George Laforce (1861-1933)

[by Holly Sammons, 14 Dec 2023]

My great grandfather George LAFORCE was born on the 14th of December 1861 in the town of Chesterfield in Essex County, New York. He was baptized two weeks later on the 29th day of December in the St. John the Baptist Church in Keeseville, N.Y. [1] 

George was the second son of Francois Xavier LAFORCE and Flavie FILLION [PHILION].  His older brother Francois Xavier died in July of that year (1861) at the age of 1 year and 3 days.[2]

When George was born his mother Flavie was about twenty years old and his father Francois [Francis] was about twenty-three. A year later, in August of 1862, George’s father would enlist with the 153rd NY Volunteers as a private.

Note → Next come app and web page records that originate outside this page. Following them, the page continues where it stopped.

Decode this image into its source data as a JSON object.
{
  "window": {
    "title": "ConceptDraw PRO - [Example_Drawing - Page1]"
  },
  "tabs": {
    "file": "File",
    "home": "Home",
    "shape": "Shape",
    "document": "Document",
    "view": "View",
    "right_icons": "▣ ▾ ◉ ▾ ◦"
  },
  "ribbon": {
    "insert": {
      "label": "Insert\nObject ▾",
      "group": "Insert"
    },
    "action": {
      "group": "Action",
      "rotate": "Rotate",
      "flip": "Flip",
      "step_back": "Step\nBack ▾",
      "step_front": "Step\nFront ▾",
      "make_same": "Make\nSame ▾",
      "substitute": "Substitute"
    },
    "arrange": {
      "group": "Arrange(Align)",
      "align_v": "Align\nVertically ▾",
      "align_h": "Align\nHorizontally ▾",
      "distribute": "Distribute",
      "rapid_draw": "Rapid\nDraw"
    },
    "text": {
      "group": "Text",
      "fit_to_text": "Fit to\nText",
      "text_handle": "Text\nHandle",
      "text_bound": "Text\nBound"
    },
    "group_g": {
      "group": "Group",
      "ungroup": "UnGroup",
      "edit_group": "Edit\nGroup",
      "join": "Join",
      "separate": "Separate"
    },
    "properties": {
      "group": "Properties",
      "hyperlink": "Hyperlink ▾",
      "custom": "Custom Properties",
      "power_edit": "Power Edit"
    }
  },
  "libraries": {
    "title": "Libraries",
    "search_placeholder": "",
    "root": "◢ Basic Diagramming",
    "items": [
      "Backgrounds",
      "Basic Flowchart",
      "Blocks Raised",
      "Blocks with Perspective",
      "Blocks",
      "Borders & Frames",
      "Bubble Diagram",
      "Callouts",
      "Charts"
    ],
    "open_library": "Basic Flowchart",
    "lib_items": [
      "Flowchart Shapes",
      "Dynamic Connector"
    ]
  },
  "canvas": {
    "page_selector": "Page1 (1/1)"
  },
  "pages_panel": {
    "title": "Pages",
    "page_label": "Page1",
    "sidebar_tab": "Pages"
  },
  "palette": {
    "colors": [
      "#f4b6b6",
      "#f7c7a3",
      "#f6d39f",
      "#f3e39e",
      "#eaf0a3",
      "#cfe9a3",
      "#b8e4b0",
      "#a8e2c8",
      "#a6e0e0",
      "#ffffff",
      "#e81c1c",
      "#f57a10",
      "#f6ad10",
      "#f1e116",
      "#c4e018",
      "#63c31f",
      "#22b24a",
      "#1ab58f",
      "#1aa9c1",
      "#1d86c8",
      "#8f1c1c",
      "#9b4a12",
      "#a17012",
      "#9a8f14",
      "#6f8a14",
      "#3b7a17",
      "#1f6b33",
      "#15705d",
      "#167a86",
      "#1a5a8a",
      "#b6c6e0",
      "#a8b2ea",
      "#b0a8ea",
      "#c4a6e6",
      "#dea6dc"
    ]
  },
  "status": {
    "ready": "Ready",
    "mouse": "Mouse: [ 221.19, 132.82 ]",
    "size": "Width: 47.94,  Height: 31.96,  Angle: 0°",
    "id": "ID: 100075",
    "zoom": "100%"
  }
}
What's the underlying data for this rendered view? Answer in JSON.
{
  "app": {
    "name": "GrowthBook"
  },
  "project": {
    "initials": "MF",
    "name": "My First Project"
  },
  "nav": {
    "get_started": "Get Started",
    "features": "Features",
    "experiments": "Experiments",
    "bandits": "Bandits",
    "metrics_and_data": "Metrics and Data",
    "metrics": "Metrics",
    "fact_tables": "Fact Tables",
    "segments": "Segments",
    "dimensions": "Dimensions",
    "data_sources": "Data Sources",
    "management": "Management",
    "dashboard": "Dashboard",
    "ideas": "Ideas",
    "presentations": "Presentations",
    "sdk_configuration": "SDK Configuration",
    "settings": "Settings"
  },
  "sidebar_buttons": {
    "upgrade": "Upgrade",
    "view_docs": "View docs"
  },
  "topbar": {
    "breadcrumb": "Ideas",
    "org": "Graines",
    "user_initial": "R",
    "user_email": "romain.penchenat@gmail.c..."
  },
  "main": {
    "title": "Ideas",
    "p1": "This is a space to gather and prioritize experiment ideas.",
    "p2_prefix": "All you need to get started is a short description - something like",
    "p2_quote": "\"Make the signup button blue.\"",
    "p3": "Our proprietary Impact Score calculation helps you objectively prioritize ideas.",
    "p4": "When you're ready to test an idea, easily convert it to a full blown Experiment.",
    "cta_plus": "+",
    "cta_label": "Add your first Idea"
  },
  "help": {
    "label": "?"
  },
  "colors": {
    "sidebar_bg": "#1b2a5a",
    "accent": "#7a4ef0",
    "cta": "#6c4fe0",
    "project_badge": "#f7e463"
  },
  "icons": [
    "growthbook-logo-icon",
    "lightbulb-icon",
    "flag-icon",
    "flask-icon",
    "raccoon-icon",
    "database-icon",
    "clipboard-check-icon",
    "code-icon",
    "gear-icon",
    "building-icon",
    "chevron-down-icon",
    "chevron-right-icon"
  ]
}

He would serve with Company I, of the 153rd Regiment of the NY Volunteers until he was mortally wounded at the Battle of Opequan Creek 19 September 1864; he died six days later in Winchester, Virginia. According to his widow’s pension application, Francois Xavier Laforce was buried somewhere near the Opequan Creek.[3]

After the death of George’s father, his mother Flavie died in May of 1865, leaving George an orphan before he reached his fourth birthday. After the death of his parents, the courts appointed a guardian for George, but census records indicate he probably lived with his paternal grandparents, Paul and Zoe LaBONTE LAFORCE.

George married Irene WATSON probably in about 1888.[4] They lived in the Essex and Clinton County area of northern New York, in Vermont and in Parish, Oswego County New York where they both were buried in the Pleasant Lawn Cemetery. Their son Oscar George Laforce, my grandfather, was born in Charlotte, Vermont in 1894.

I have found a few details of George LaForce’s life as an adult. The Civil War pension application that his mother began before her death provides great detail about George’s birth and baptism, his parents’ marriage and his father’s military service and death during the Civil War.

In the 1900 census Irene Laforce was the head of household living with seven of her children but not her husband George.  George has not been found in any 1900 census. Ten years later (1910) Irene was again recorded as the head of the household, this time living in Burlington, Vermont; George was not found in the 1910 census.  The pattern continues into 1920 with Irene still living in Burlington and no husband, George, in her household.  A George Laforce was recorded in 1920; he was a resident at the St. Lawrence State Hospital in Ogdensburg, N.Y. The age matches but more information is needed to confirm that this is the right George Laforce.  If he was hospitalized it may explain his absence in earlier census records.

In 1930 George and Irene were living together in Parish, N.Y.; living next-door was their daughter Elizabeth, her husband and children.  At least one other child of George and Irene was also living in Parish at this time.

Three years later, 12 May 1933, at the age of 71, George dies in Parish, N.Y.  Looking back on a person’s life, almost seventy-two years of life and having so few details leaves a myriad of questions about what happened and why.  Why was George hospitalized? Why was he not with his wife and children for so many years? How was he affected by the death of his both his parents at such a young age?

There are no pictures I’ve ever seen of George. There are existing ones of his wife Irene. Irene lived seventeen years after George’s death; those years as a widow added to the years when they lived apart. It might mean that Irene spent most of her adult life living as a de facto widow.  To my knowledge no one living today remembers George or the missing details of his life.

We do know he was born in 1861 in Chesterfield, NY, to two young parents both of French descent, his father an immigrant, each of his grandparents immigrants and with those details we were able to fill in some of the pages of his life. Perhaps more will come to light one day?

I’ve included images of some records from the pension application first filed by Flavie Philion Laforce and then continued on behalf of her son George Laforce by his guardian, George Hallock.  The entire file is available on Fold3. It is the most fascinating and astounding file of information.

Pages from Civil War Pension Application, WC77190 (see note 3)

Sworn statement of Capt. McGuire on the death of Francis Lavorce [sic]

Statement of baptism of George Laforce from priest

Proof of death of mother Flavie Philion Laforce

[1] Virginia Easley DeMarce and Northern New York American-Canadian Genealogical Society, Parish St. John the Baptist Keeseville New York : Baptisms and Burials 1853-1880 (Plattsburgh, N.Y.: Society, 1987), 120.

[2] Ibid., p120 and B28.

[3] George Laforce, minors pension application no. WC77190; service for Francis Xavier Laforce ( Priv., Co.I., 153 NY Vols.); Case Files of Approved Pension Applications of Widows and Other Dependents of Civil War Veterans, ca. 1861 – ca. 1910; Record Group 15; Records of the Department of Veterans Affairs; National Archives, Washington, D.C.

[4] The 1900 census indicated they’d been married 22 years at that time. It also recorded that Irene was the mother of 11 children 9 of them currently living. Irene married George Laforce as a second husband and had children from her first marriage.

@Copyright 2023 Holly J. Sammons